This is an introduction to Episode 14 of my podcast. I’ll be live on YouTube on Monday, October 10th, at 7 PM PST, 10 PM EST. Links below. The episode will be recorded and posted as normal on Tuesday morning. There will be a live Q&A following the episode.
A Broken Ankle vs A Depressive Episode
I just had one of those revelations that occur from time to time. Eh, even a blind squirrel finds a nut once in a while.
I have spoken about it a few times. When I am in a depression, everybody offers me advice which can boil down to, “Just get over it.” And then they wonder why I can’t just get over it and get stuff done.
I talked about how one time in particular, I was in tears because I could not put on a sock. There were no physical impediments to me doing it, but the depression made it impossible at that moment.
But what it is like?
Well, it is kind of like now: I can’t put a sock on my right foot. I have a broken ankle and there is a cast preventing me from doing it.
The ankle is preventing me from doing a lot of things. I wrote something to somebody that this is probably one of the worst situations I have ever been in. The sock thing, with the cast, is laughable. When it gets cold, I cover it up with a towel or a blanket, but I am unable to do anything. I have to depend on other people for everything, mostly strangers, because it happened in Tijuana. I’m stranded.
I even complicated it by bruising ribs in a fall so even short trips to the store were out as the use of the crutches aggravated the bruised ribs. One day, I got tired of not doing anything and went around to the grocery store on my crutches. I got to ride the electric cart, filled up my backpack, and then crutched my way home.

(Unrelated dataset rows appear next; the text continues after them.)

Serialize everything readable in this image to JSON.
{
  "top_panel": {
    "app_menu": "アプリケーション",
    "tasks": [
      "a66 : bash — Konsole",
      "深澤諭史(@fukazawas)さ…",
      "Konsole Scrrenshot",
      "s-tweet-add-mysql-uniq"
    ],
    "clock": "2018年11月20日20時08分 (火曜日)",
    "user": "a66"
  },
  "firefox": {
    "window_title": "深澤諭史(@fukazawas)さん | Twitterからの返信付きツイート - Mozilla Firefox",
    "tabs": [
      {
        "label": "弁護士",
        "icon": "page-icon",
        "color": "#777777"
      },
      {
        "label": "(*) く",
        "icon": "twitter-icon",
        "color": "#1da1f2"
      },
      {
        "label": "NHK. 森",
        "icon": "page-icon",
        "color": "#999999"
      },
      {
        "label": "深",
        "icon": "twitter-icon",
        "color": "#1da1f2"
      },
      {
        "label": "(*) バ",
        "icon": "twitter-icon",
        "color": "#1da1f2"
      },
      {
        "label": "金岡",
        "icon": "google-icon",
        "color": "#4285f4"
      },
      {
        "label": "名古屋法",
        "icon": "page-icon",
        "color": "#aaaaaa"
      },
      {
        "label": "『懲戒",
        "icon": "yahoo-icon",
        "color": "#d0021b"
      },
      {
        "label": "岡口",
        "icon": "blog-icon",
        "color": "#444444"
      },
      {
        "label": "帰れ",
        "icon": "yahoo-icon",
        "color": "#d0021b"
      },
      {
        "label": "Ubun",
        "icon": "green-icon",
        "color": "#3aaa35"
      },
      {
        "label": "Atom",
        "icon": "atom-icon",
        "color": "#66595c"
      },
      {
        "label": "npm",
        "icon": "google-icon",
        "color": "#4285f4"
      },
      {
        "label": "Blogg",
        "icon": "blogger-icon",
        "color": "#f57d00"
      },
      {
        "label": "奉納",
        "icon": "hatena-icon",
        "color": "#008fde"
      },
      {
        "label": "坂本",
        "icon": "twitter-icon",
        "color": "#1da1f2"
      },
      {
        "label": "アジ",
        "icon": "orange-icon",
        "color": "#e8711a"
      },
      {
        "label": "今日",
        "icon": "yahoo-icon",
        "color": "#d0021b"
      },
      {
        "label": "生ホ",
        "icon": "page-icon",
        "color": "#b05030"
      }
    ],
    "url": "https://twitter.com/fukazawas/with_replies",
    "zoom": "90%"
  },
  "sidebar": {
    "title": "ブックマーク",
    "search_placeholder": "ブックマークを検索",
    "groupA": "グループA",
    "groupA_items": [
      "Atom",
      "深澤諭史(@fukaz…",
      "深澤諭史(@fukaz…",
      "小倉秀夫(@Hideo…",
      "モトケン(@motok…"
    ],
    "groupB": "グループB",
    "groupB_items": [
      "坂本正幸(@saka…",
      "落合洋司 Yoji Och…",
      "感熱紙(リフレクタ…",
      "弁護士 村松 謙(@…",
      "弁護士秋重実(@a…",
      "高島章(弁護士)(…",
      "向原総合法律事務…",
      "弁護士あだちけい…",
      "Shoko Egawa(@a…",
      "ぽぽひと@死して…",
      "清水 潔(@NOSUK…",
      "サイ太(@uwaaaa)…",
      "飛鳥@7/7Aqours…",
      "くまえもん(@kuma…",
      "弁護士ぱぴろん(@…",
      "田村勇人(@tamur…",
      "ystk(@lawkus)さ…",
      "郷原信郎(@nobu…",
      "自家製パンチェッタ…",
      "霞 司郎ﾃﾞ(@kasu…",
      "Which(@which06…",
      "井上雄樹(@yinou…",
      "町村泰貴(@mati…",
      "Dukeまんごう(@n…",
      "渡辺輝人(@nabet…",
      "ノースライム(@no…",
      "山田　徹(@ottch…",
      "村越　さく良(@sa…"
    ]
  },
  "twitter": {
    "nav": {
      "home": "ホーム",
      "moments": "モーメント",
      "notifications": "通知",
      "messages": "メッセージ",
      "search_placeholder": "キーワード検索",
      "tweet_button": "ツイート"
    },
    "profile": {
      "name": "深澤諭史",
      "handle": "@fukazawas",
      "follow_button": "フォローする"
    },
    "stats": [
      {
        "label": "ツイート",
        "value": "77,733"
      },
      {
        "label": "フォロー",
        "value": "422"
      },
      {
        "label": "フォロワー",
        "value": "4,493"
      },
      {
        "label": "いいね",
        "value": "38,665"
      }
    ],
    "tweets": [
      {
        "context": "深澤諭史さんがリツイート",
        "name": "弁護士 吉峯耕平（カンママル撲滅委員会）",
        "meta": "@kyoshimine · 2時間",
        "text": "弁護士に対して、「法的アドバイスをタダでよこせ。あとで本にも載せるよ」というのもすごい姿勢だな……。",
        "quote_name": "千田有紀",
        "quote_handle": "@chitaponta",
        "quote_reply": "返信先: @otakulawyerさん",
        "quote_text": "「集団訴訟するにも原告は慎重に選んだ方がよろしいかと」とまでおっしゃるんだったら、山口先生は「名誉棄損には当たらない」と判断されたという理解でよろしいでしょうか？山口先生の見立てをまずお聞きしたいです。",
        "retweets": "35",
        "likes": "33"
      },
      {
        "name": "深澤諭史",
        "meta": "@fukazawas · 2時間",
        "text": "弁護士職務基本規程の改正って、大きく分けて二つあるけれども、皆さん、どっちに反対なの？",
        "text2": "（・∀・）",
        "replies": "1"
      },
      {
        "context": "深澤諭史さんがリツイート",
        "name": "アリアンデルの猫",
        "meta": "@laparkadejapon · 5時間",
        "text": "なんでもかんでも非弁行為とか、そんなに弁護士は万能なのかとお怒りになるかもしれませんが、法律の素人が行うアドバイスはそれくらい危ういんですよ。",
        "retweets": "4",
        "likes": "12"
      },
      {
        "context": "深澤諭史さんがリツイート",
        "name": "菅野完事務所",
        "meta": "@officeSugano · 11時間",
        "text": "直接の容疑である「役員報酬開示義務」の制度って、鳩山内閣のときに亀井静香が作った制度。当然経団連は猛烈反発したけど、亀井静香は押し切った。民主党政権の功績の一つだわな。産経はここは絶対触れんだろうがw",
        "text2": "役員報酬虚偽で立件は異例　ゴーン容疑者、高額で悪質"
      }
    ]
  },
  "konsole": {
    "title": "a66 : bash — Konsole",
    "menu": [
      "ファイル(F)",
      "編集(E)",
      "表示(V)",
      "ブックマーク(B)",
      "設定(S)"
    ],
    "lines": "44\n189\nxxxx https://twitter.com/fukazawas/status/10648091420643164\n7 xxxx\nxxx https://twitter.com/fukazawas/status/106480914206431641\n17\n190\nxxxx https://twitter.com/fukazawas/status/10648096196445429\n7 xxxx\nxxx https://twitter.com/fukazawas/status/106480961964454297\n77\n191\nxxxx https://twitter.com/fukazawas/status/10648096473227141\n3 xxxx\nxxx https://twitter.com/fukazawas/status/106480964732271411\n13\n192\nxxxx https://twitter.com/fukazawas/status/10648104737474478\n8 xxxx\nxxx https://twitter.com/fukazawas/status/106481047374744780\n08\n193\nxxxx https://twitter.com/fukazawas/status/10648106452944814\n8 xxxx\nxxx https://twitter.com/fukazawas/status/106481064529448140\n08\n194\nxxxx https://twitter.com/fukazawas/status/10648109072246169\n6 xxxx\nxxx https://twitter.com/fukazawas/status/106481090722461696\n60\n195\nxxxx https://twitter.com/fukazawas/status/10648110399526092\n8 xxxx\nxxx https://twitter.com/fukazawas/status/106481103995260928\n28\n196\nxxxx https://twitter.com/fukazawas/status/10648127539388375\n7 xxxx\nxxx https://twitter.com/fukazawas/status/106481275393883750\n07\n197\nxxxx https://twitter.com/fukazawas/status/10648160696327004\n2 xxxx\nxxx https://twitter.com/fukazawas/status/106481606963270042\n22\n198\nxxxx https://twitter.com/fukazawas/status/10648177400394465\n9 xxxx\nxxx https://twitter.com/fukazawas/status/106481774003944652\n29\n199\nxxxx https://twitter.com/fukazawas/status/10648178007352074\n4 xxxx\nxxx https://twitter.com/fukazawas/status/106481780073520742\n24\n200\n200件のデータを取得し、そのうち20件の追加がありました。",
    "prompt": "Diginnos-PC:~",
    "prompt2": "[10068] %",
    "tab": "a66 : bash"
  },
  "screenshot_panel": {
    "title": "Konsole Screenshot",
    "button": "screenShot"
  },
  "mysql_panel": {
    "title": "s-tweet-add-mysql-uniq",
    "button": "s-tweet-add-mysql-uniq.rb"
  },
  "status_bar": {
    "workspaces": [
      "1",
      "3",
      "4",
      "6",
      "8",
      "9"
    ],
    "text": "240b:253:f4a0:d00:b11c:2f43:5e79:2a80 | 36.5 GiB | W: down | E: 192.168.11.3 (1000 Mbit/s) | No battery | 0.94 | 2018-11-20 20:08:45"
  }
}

Every breath was painful about an hour later. I had to stay completely immobile for a week while my ribs healed, just rolling around in my office chair to make it from the bed to the sofa, to outside my front door to smoke.
I was helpless. Still am, although after a week of immobility I resumed my use of the crutches to make it to some stores and get upstairs to the roof. I’m under doctor’s orders to not do anything else.
People are being extremely helpful and kind. Neighbors pass me and offer to do anything I need done. Staff are cleaning my apartment and doing my laundry–and refusing to accept tips. Friends are buying me the big things I can’t carry in my backpack like the jugs of water.
I have been looking for somebody to help me take a shower, but I am still on my own with that. Every lady I have asked thinks I have an angle. You try taking a shower in a stand-up shower stall while trying not to get the cast wet. –my doctor mentioned to this blind squirrel to put a dining room chair in there and that helps.
With my background, there is a certain irony to it. When I do make my way around to the store or wheel my way down through the apartment complex to do my laundry, people get angry with me for doing anything. They see me with my laundry basket in my lap and snatch it off of me, shooing me back home. My laundry appears at my door later, folded. My trash bags I leave outside disappear before I can crutch them down to the cans.
My doctor told me he wants me doing nothing. Nothing. I am not even allowed to do the exercises I read about online. He said I can start exercising once the cast comes off in four more weeks. So, I am doing as little as possible.
The ironic thing is that the cast and a broken ankle is considered an acceptable reason.
Nobody is telling me to just shake it off and get things done.
I did have to shake it off once and do what may have been one of the most physically excruciating things I have ever done in my life. When it first happened, I was a few blocks away from my apartment complex walking my dog before the heavy rains came. I tried calling a few people, but it was too early, and nobody answered their phone.
My dog, Dani, kept would be helpers away from me so they finally just tossed me a walking stick. It took me over an hour to get home. I almost passed out a few times from the pain. Almost gave up a few times. A broken ankle and a half-trained dog were almost too much for me, but I made it.
I did what I had to do.
At least I could do it.
When I am in a depression, I can’t.
I’ve been through a lot in my life. I would just get stubborn, put on my Philly attitude, and make it through physically difficult situations. The walk three blocks were the worst, but it was just the top of a long list. There was boot camp, working seven days a week for years while visiting friends and family in the hospital– making it happen on little or no sleep. I wrenched my knee deep in Arches National Park and made my way back to my car.
You get the picture.
There was that one time, deep in the depression, when I was unable to put on a sock. There is an equally long list there as well.
I can’t just “shake it off.” I try to put on the Philly and do what needs to be done and I can’t. I slump back into the bed or a chair and just wait it out.
With the cast, I am hobbled, disabled. Without the cast, I am being lazy and a piece of shit. With the cast, I am not expected to “shake it off.” Without the cast, I am.
They are really the same thing…
Follow me on YouTube: https://youtu.be/nFFm2wLzYLY